Stakeholders in Ghana’s agricultural value chains from the public and private sectors convened at the IFDC office in Ghana on February 15 for the 2024 IFDC Ghana Open Door event. This event aimed to strengthen IFDC’s valuable partnerships with national agricultural sector stakeholders.

The 2024 Open Door event commemorates IFDC’s 50 years of Developing Agriculture from the Ground Up and showcases the organization’s innovative technologies in support of Ghana’s national agriculture agenda.

Addressing current agricultural challenges regarding fertilizer and soil health across West Africa and, specifically, Ghana requires collaboration through strong partnerships to develop and deploy innovative tools and technologies that will improve the capacity of the soil to produce food for hundreds of thousands of vulnerable people.

IFDC Vice President of Programs, Dr. Oumou Camara, says of tackling these challenges, “At IFDC, we believe the key to global food security starts with the soil, so we strive to develop better fertilizer and production technologies, transfer these improved technologies to smallholder farmers, and connect these farmers to efficient and profitable markets.”

(From left to right) Dr. Youl Sansan, Chief of Party of the EnGRAIS project, Dr. Kofi S. Debrah, Agricultural Economist, and Dr. Kido Kouassi, Deputy Chief of Party of the EnGRAIS project speaking on improving soil health in Ghana through partnerships.

Since its inception in 2002, the IFDC office in Ghana has been contributing to the national agricultural agenda, maintaining a close relationship with the Ministry of Food and Agriculture and other strategic partners. It has also supported the development and deployment of innovative fertilizer data access tools, including the Ghana Fertilizer Dashboard.

“By working with strategic partners, we build local capacity and ensure sustainable impact to help our smallholder farmers improve their livelihoods.”

Dr. Oumou Camara, IFDC Vice President of programs
Staff members from the IFDC Ghana team take a group photo together.

IFDC remains actively involved in fostering the growth of agriculture throughout Ghana, playing a direct and indirect role in promoting local economic development by increasing food and agricultural productivity. It does so through effective and environmentally sound crop nutrient technologies and agribusiness expertise using a bottom-up approach.

During his keynote address, Dr. Bocar Diagana, Director of Enabling Impact, stated, “IFDC is deeply committed to supporting the agricultural transformation agenda in Ghana and across the African continent. Our mission is rooted in empowering farmers, enhancing soil fertility, promoting sustainable agricultural practices, and ensuring food security for all.”

Participants attend the Open Door event in Ghana to learn more about IFDC’s strategy, impact, and history.

IFDC interventions in Ghana aim to significantly boost the production of higher-quality food by eliminating waste and losses of agricultural water, land, seeds, and fertilizers.

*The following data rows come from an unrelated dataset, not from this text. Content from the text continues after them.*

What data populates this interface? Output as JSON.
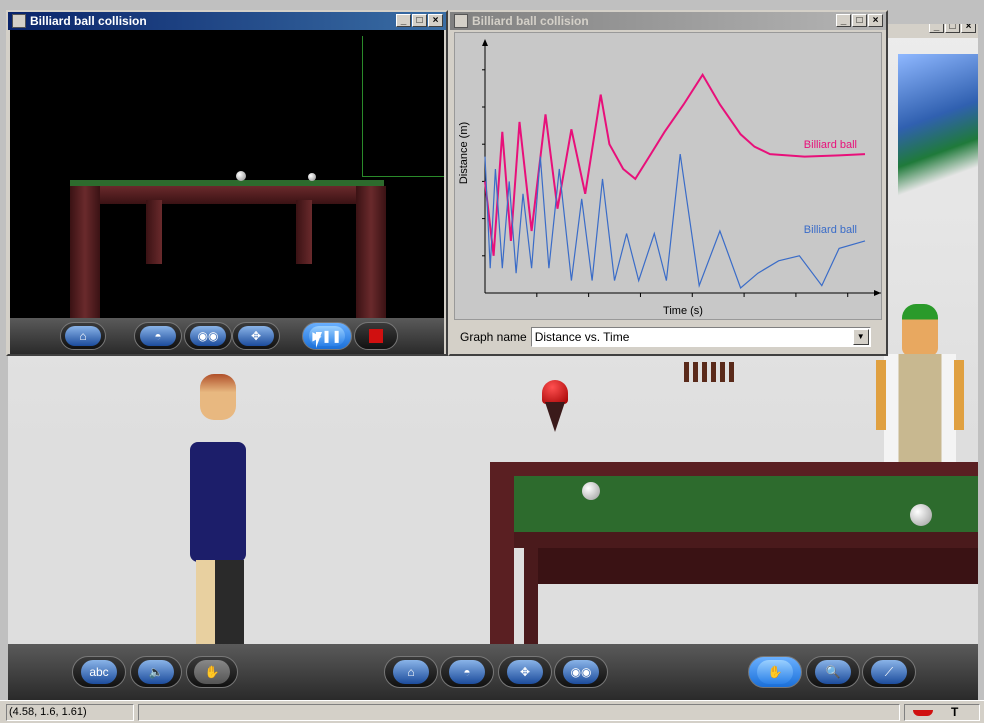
{
  "left_window": {
    "title": "Billiard ball collision",
    "controls": {
      "minimize": "_",
      "maximize": "□",
      "close": "×"
    }
  },
  "right_window": {
    "title": "Billiard ball collision",
    "controls": {
      "minimize": "_",
      "maximize": "□",
      "close": "×"
    },
    "graph_label": "Graph name",
    "graph_select_value": "Distance vs. Time"
  },
  "background_window": {
    "controls": {
      "minimize": "_",
      "maximize": "□",
      "close": "×"
    }
  },
  "chart_data": {
    "type": "line",
    "xlabel": "Time (s)",
    "ylabel": "Distance (m)",
    "grid": false,
    "series": [
      {
        "name": "Billiard ball",
        "color": "#e8107a",
        "x": [
          0,
          0.5,
          1,
          1.5,
          2,
          2.7,
          3.5,
          4.2,
          5,
          5.8,
          6.7,
          7.2,
          8,
          8.7,
          9.6,
          10.4,
          11.5,
          12.6,
          13.6,
          14.8,
          15.6,
          16.5,
          17.5,
          18.5,
          20.5,
          22
        ],
        "y": [
          4.5,
          1.5,
          6.5,
          2.1,
          6.9,
          2.5,
          7.2,
          3.4,
          6.6,
          4.0,
          8.0,
          6.0,
          5.0,
          4.6,
          5.6,
          6.5,
          7.6,
          8.8,
          7.6,
          6.4,
          5.9,
          5.6,
          5.55,
          5.5,
          5.55,
          5.6
        ]
      },
      {
        "name": "Billiard ball",
        "color": "#3a6cc8",
        "x": [
          0,
          0.3,
          0.6,
          1,
          1.4,
          1.8,
          2.2,
          2.7,
          3.2,
          3.7,
          4.3,
          5,
          5.6,
          6.2,
          6.8,
          7.5,
          8.2,
          8.9,
          9.8,
          10.5,
          11.3,
          12.4,
          13.6,
          14.8,
          15.8,
          17,
          18.2,
          19.5,
          20.5,
          22
        ],
        "y": [
          5.5,
          1.0,
          5.0,
          1.0,
          4.5,
          0.8,
          4.0,
          1.0,
          5.5,
          1.0,
          5.0,
          0.5,
          3.8,
          0.5,
          4.6,
          0.5,
          2.4,
          0.5,
          2.4,
          0.5,
          5.6,
          0.3,
          2.5,
          0.2,
          0.8,
          1.3,
          1.5,
          0.3,
          1.8,
          2.1
        ]
      }
    ],
    "legend": [
      "Billiard ball",
      "Billiard ball"
    ]
  },
  "status_bar": {
    "coordinates": "(4.58, 1.6, 1.61)"
  },
  "icons": {
    "home": "home-icon",
    "orbit": "orbit-icon",
    "look": "eyes-icon",
    "move": "move-arrows-icon",
    "play_pause": "play-pause-icon",
    "stop": "stop-icon",
    "speech": "speech-bubble-icon",
    "sound": "speaker-icon",
    "hand": "hand-icon",
    "zoom": "magnifier-icon",
    "graph": "graph-icon"
  },
  "colors": {
    "pink_series": "#e8107a",
    "blue_series": "#3a6cc8",
    "table_felt": "#2d6b2d",
    "table_wood": "#5a1f22",
    "active_button": "#1a6fd8"
  }
}
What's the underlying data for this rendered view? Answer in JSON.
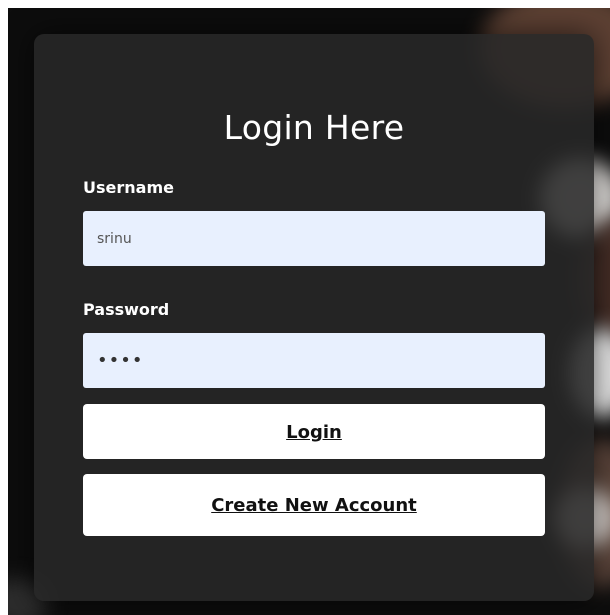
{
  "login_form": {
    "title": "Login Here",
    "username_label": "Username",
    "username_value": "srinu",
    "password_label": "Password",
    "password_value": "••••",
    "login_button": "Login",
    "create_account_button": "Create New Account"
  },
  "colors": {
    "card_background": "#282828",
    "input_background": "#e8f0fe",
    "button_background": "#ffffff",
    "text_light": "#ffffff"
  }
}
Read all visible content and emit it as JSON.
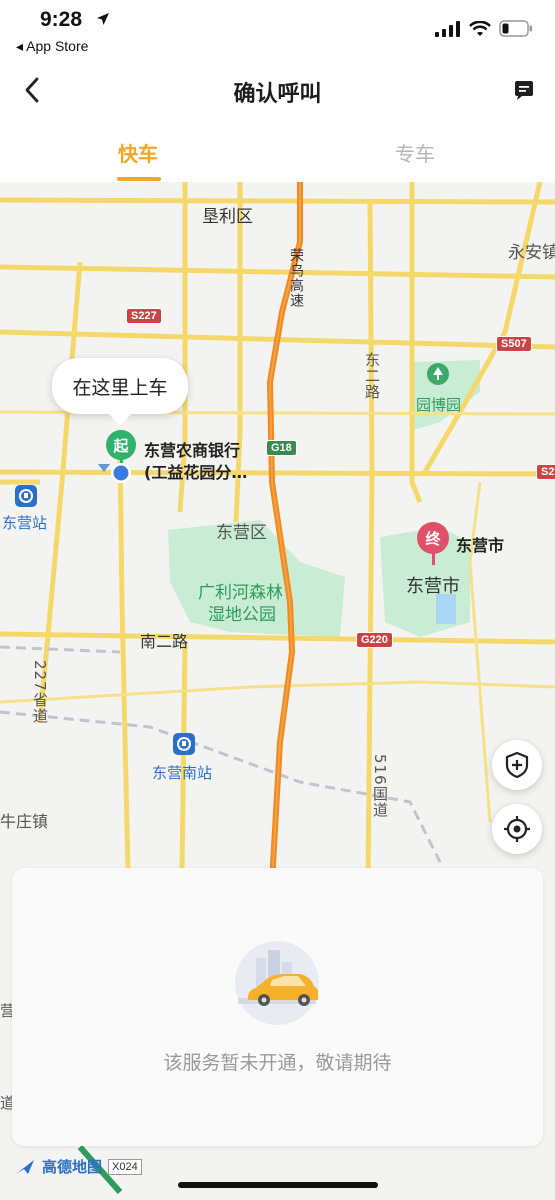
{
  "status_bar": {
    "time": "9:28",
    "back_app": "◂ App Store"
  },
  "nav": {
    "title": "确认呼叫"
  },
  "tabs": [
    {
      "label": "快车",
      "active": true
    },
    {
      "label": "专车",
      "active": false
    }
  ],
  "map": {
    "labels": {
      "kenli": "垦利区",
      "yongan": "永安镇",
      "rongwu": "荣乌高速",
      "dongerlu": "东二路",
      "yuanboyuan": "园博园",
      "dongying_station": "东营站",
      "dongying_district": "东营区",
      "forest_park_1": "广利河森林",
      "forest_park_2": "湿地公园",
      "nan_er_lu": "南二路",
      "city": "东营市",
      "provincial_227": "227省道",
      "south_station": "东营南站",
      "national_516": "516国道",
      "niuzhuang": "牛庄镇",
      "edge_1": "营",
      "edge_2": "道"
    },
    "shields": {
      "s227": "S227",
      "s507": "S507",
      "g18": "G18",
      "s2": "S2",
      "g220": "G220"
    },
    "pickup_bubble": "在这里上车",
    "start_pin": "起",
    "end_pin": "终",
    "start_label_line1": "东营农商银行",
    "start_label_line2": "(工益花园分…",
    "end_label": "东营市"
  },
  "panel": {
    "message": "该服务暂未开通，敬请期待"
  },
  "brand": {
    "name": "高德地图",
    "code": "X024"
  },
  "colors": {
    "accent": "#f5a623",
    "highway": "#f08a1c",
    "road": "#f5d86a",
    "park": "#c8ecd4",
    "start": "#2fb26a",
    "end": "#e0506a"
  }
}
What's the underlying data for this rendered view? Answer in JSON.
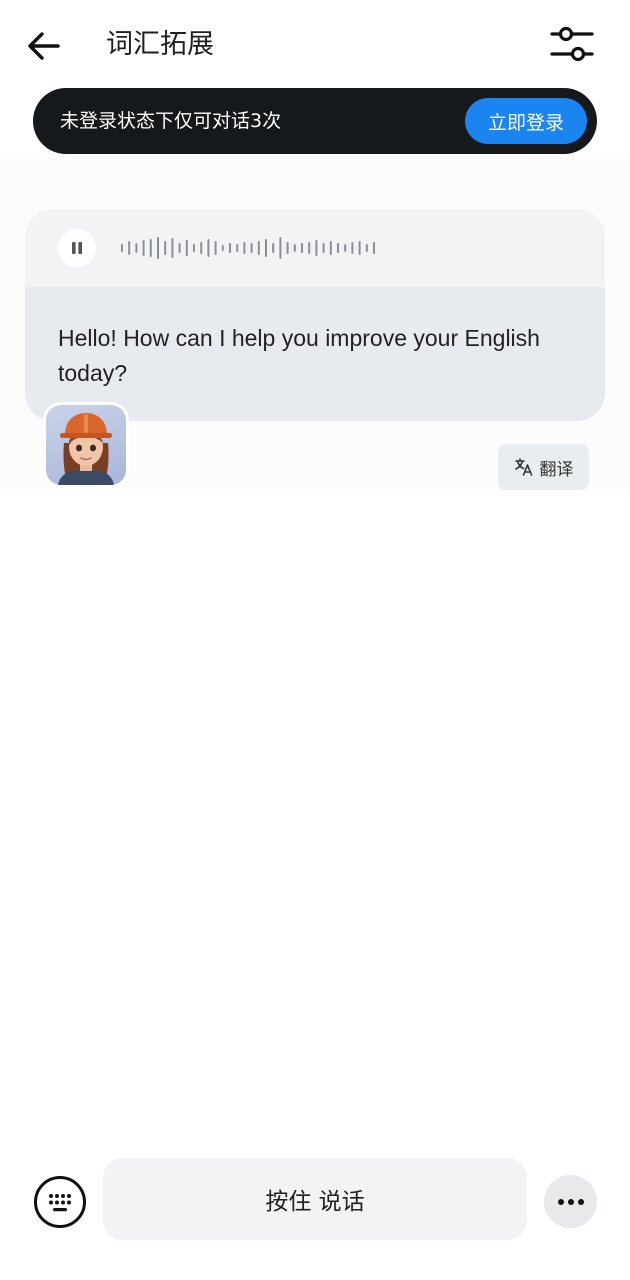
{
  "header": {
    "title": "词汇拓展",
    "back_icon": "arrow-left-icon",
    "settings_icon": "sliders-icon"
  },
  "banner": {
    "text": "未登录状态下仅可对话3次",
    "login_label": "立即登录"
  },
  "message": {
    "text": "Hello! How can I help you improve your English today?",
    "audio_state": "playing",
    "pause_icon": "pause-icon",
    "translate_label": "翻译",
    "translate_icon": "translate-icon"
  },
  "input_bar": {
    "hold_to_talk_label": "按住 说话",
    "keyboard_icon": "keyboard-icon",
    "more_icon": "more-dots-icon"
  },
  "colors": {
    "accent": "#1a84f0",
    "banner_bg": "#16191c",
    "bubble_bg": "#e7eaee"
  }
}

Additionally, the organization promotes climate-smart and resilient farming systems and technologies among smallholder farmers to reduce adverse environmental impacts associated with agricultural productivity.

To further strengthen their working relationship, IFDC and the Government of Ghana signed a Memorandum of Understanding in 2023 that will benefit hundreds of thousands of smallholder farmers across the country. The partnership aims to help farmers increase their agricultural productivity and income for improved livelihoods.

Africa Fertilizer and Agribusiness Partnership (AFAP) provides various materials on initiatives and partnerships in Ghana.

At the event, IFDC showcased several projects and programs implemented in Ghana, including the following:

The IFDC team in Ghana gather together to commemorate the organization’s 50th anniversary.

By bringing together key agricultural stakeholders on this special occasion, IFDC showed its dedication to building stronger partnerships to help mitigate some of the challenges that millions of Ghana’s smallholder farmers face. The Open Door event in Ghana, along with the organization’s other efforts, is expected to boost agricultural productivity, food security, and economic growth in the country.